Dataset records |
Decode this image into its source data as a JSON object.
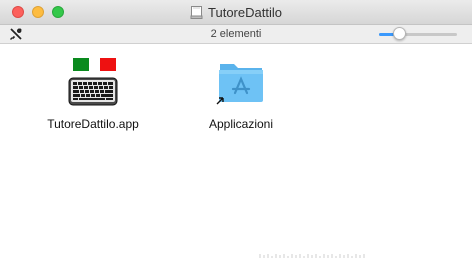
{
  "window": {
    "title": "TutoreDattilo",
    "disk_icon": "disk-image-icon"
  },
  "toolbar": {
    "item_count": "2 elementi",
    "tools_icon": "tools-icon",
    "icon_size_slider": 0.22
  },
  "items": [
    {
      "label": "TutoreDattilo.app",
      "icon": "keyboard-app-icon"
    },
    {
      "label": "Applicazioni",
      "icon": "applications-folder-alias-icon"
    }
  ],
  "colors": {
    "close": "#fc605c",
    "minimize": "#fdbc40",
    "maximize": "#34c84a",
    "accent": "#3b99fc",
    "folder": "#6ec2f5",
    "flag_green": "#0a8a1e",
    "flag_red": "#ee1111"
  }
}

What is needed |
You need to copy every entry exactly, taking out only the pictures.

Written response |
Decode this image into its source data as a JSON object.
{
  "window": {
    "title": "TutoreDattilo",
    "disk_icon": "disk-image-icon"
  },
  "toolbar": {
    "item_count": "2 elementi",
    "tools_icon": "tools-icon",
    "icon_size_slider": 0.22
  },
  "items": [
    {
      "label": "TutoreDattilo.app",
      "icon": "keyboard-app-icon"
    },
    {
      "label": "Applicazioni",
      "icon": "applications-folder-alias-icon"
    }
  ],
  "colors": {
    "close": "#fc605c",
    "minimize": "#fdbc40",
    "maximize": "#34c84a",
    "accent": "#3b99fc",
    "folder": "#6ec2f5",
    "flag_green": "#0a8a1e",
    "flag_red": "#ee1111"
  }
}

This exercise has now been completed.